Directions
Repeat all entries word for word; skip images.

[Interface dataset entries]
----------
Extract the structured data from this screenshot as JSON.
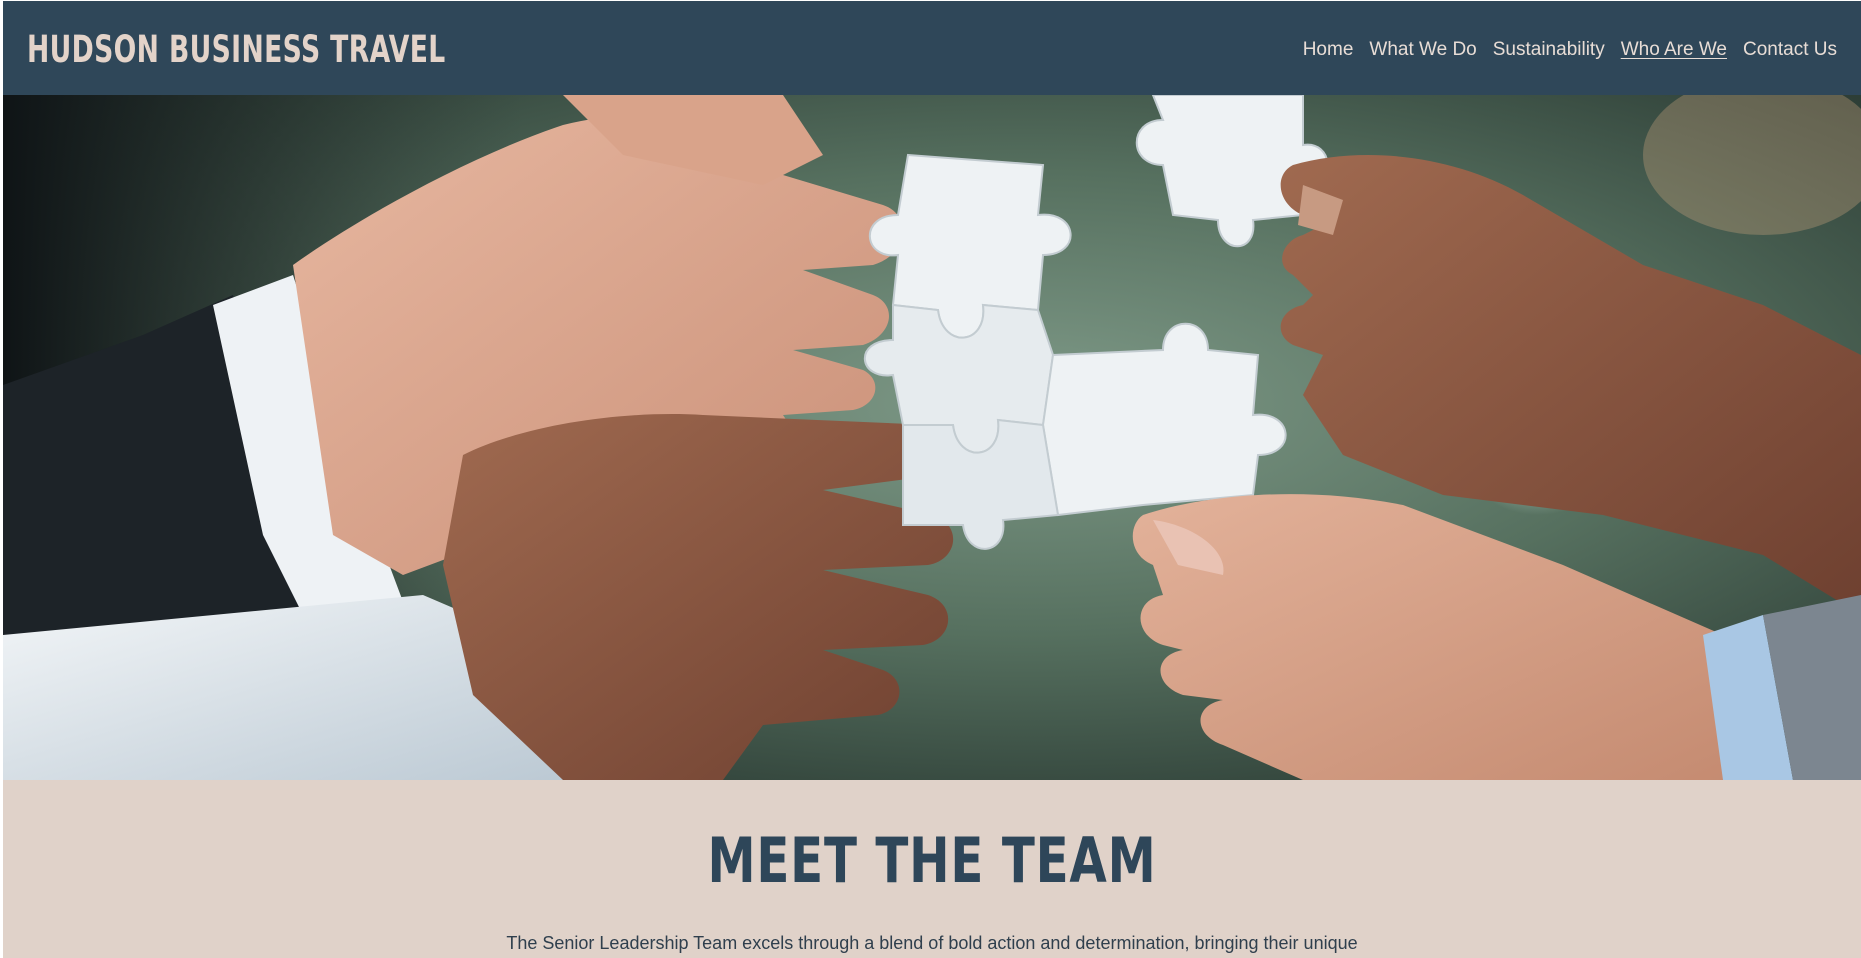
{
  "header": {
    "brand": "HUDSON BUSINESS TRAVEL",
    "nav": [
      {
        "label": "Home"
      },
      {
        "label": "What We Do"
      },
      {
        "label": "Sustainability"
      },
      {
        "label": "Who Are We",
        "active": true
      },
      {
        "label": "Contact Us"
      }
    ]
  },
  "hero": {
    "image": "hands-holding-puzzle-pieces"
  },
  "team": {
    "title": "MEET THE TEAM",
    "intro": "The Senior Leadership Team excels through a blend of bold action and determination, bringing their unique"
  },
  "colors": {
    "header_bg": "#2f4759",
    "brand_text": "#e3d3c9",
    "section_bg": "#e0d2c9",
    "title_text": "#2e4659"
  }
}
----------
Response for this exercise
Extract the structured data from this screenshot as JSON.
{
  "header": {
    "brand": "HUDSON BUSINESS TRAVEL",
    "nav": [
      {
        "label": "Home"
      },
      {
        "label": "What We Do"
      },
      {
        "label": "Sustainability"
      },
      {
        "label": "Who Are We",
        "active": true
      },
      {
        "label": "Contact Us"
      }
    ]
  },
  "hero": {
    "image": "hands-holding-puzzle-pieces"
  },
  "team": {
    "title": "MEET THE TEAM",
    "intro": "The Senior Leadership Team excels through a blend of bold action and determination, bringing their unique"
  },
  "colors": {
    "header_bg": "#2f4759",
    "brand_text": "#e3d3c9",
    "section_bg": "#e0d2c9",
    "title_text": "#2e4659"
  }
}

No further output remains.